  3. Verordnung über die Direktzahlungen an die Landwirtschaft, Artikel 74
  4. tier-im-fokus, Studie zeigt: der Bund täuscht die Bevölkerung, 24.03.2018,
  5. Tscherring, Tobias, So himmeltraurig geht es den Hühnern der Migros-Marke «Optigal», 16.07.2018,
  6. FOKUS: Der Tod ist Teil des Geschäfts, 30.01.2018
  7. Verordnung über die Direktzahlungen an die Landwirtschaft, Art. 75.,
  8. Ethoprogrammverordung, Anhang 4 (Art. 4 Abs. 2 und 4). Fassung gemäss Ziff. II der V des WBF vom 18. Nov. 2009 (AS 2009 6293). Bereinigt gemäss Ziff. II der V des WBF vom 25. Mai 2011, in Kraft seit 1. Aug. 2011 (AS 2011 2363),
  9. Brunner, Martin, „So macht die Arbeit richtig Feude“, in: Schweizer Bauer, 2018,
  10. Bundesamt für Lebensmittelsicherheit und Veterinärwesen, Haltung von Rindern und Kälbern,
  11. Tierquälerische „Anbindehaltung“ darf kein UNESCO-Weltkulturerbe werden, in: Animal Rights Watch, 21.1.2021,, Albert Schweitzer Stiftung, Milchkühe,, Einschätzung des Tierwohlsin der Schweizer Milcherzeugung, STS-Umfrage Mai 2016,, Ökolandbau, das Informationsportal, 2019,

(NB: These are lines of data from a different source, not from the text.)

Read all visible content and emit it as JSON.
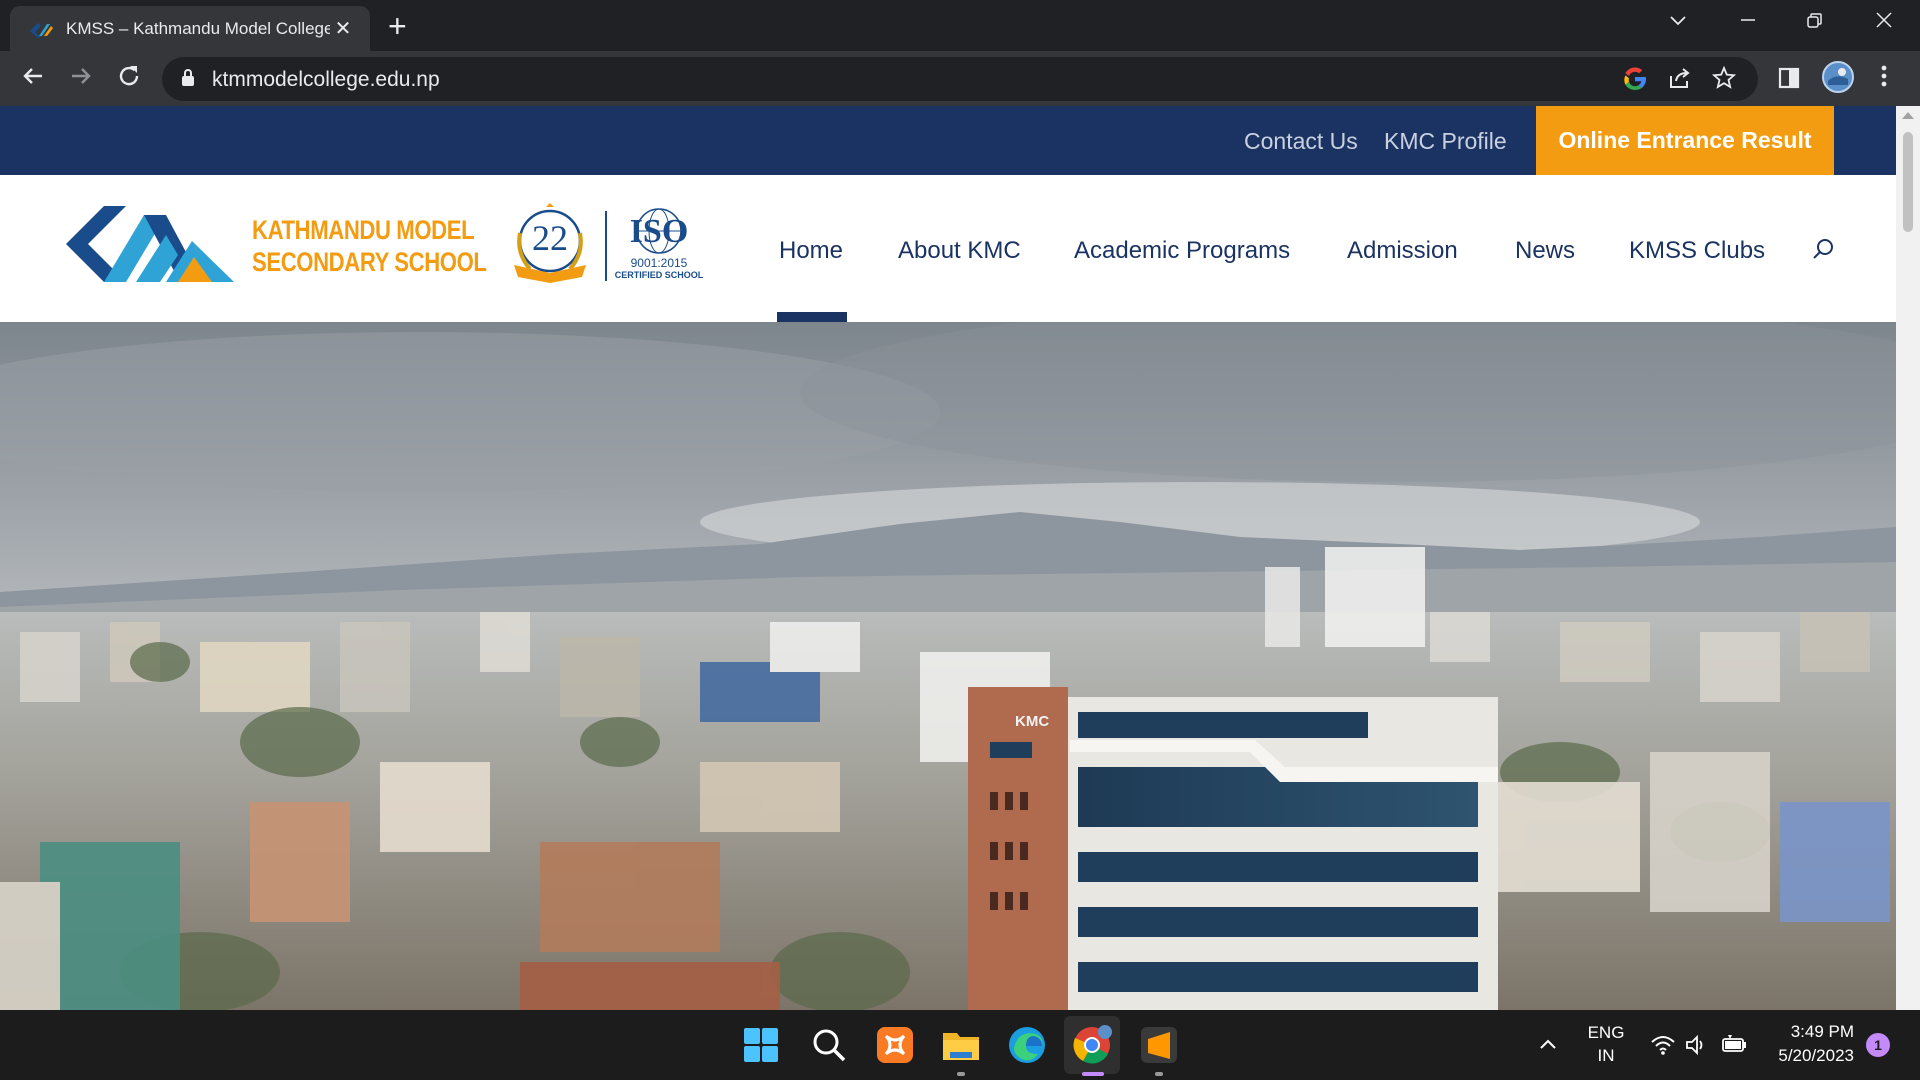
{
  "browser": {
    "tab_title": "KMSS – Kathmandu Model College",
    "url": "ktmmodelcollege.edu.np"
  },
  "topbar": {
    "contact_us": "Contact Us",
    "kmc_profile": "KMC Profile",
    "cta": "Online Entrance Result"
  },
  "logo": {
    "line1": "KATHMANDU MODEL",
    "line2": "SECONDARY SCHOOL",
    "badge_number": "22",
    "iso_title": "ISO",
    "iso_number": "9001:2015",
    "iso_caption": "CERTIFIED SCHOOL"
  },
  "menu": {
    "items": [
      {
        "label": "Home",
        "active": true
      },
      {
        "label": "About KMC"
      },
      {
        "label": "Academic Programs"
      },
      {
        "label": "Admission"
      },
      {
        "label": "News"
      },
      {
        "label": "KMSS Clubs"
      }
    ]
  },
  "hero": {
    "building_sign": "KMC"
  },
  "taskbar": {
    "lang_line1": "ENG",
    "lang_line2": "IN",
    "time": "3:49 PM",
    "date": "5/20/2023",
    "notification_count": "1"
  },
  "colors": {
    "navy": "#1b3362",
    "orange": "#f39c12",
    "logo_blue": "#1a4c8b",
    "logo_cyan": "#2fa3d6"
  }
}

  12. Direktzahlungsverordnung, B Anforderungen des BTS- und des RAUS-Programms betreffend den Aussenklimabereich für Nutzgeflügel sowie betreffend die Dokumentation und die Kontrolle, 1.2 Mindestmasse,
  13. Direktzahlungsverordnung, D, 2. Tiere der Schweinegattung,
  14. Direktzahlungsverordnung, E Anforderungen des RAUS-Programms betreffend den Laufhof und die Weide sowie betreffend die Dokumentation und die Kontrolle, 6 Laufhof für die Tiere der Schweinegattung, a. Mindestflächen,